Four broad types of thinking exist. They stretch over a spectrum from simple to complex, from primitive to sophisticated, from employing “gut feelings” to analysis. They are:
- Intuitional methods. These are highly subjective and individual, and include supposition, imagination, speculation, and inference. Dreaming something and believing it to be a portent of the future is an example of intuition, as is just plain old “knowing” that something is true from an instinctual, gut feeling.
- Authoritarian methods. The favorite of governments, churches, parents, teachers, and other authority figures, these include tradition, postulation, expertise, and precedent. Authorities tell you the way you should think because it keeps society functioning without chaos, keeps people in line without questioning too much, or maintains a smooth governmental or corporate system.

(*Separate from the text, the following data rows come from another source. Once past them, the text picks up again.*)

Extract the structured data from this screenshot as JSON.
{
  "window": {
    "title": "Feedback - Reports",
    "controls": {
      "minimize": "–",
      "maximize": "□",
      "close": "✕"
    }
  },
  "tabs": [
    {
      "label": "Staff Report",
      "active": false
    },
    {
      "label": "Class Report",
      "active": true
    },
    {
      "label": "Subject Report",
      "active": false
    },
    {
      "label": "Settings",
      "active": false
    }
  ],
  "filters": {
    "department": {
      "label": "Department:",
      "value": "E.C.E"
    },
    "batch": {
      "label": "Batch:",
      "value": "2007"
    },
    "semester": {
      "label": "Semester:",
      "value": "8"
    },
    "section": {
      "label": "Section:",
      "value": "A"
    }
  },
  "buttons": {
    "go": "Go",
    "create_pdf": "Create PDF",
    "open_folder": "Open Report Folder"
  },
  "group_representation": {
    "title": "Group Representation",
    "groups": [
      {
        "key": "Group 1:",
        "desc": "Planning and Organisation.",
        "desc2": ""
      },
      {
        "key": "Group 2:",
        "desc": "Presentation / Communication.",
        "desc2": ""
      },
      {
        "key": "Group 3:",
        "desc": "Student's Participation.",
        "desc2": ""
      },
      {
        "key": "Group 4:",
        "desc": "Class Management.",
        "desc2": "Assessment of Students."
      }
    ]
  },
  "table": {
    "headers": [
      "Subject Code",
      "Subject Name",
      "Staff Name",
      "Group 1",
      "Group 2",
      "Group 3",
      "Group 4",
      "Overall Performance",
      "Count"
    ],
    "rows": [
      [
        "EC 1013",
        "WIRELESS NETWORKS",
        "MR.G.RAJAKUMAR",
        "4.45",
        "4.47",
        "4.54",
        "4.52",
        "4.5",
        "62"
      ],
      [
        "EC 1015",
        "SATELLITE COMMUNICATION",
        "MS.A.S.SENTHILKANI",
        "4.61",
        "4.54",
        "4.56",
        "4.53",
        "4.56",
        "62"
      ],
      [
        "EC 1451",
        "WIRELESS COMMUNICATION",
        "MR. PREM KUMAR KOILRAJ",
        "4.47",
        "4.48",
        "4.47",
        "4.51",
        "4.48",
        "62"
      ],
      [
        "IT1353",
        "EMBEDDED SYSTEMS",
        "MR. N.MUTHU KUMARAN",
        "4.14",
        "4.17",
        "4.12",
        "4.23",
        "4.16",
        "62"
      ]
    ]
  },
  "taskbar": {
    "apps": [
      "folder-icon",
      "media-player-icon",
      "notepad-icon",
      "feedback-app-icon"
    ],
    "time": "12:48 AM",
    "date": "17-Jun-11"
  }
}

- Rational methods. Ah-ha! Here we finally have a method that involves thinking on the part of the individual, with computation, a stochastic process, analogy, and logic being involved. Rational methods use the individual mind to determine what is true, but not yet in the most powerful sense.
- Empirical methods. This is how science works. These methods employ observation, coincidence, experiment, and verification to create a long-standing record of events and data that, taken over time, put together a cohesive story of what constitutes truth.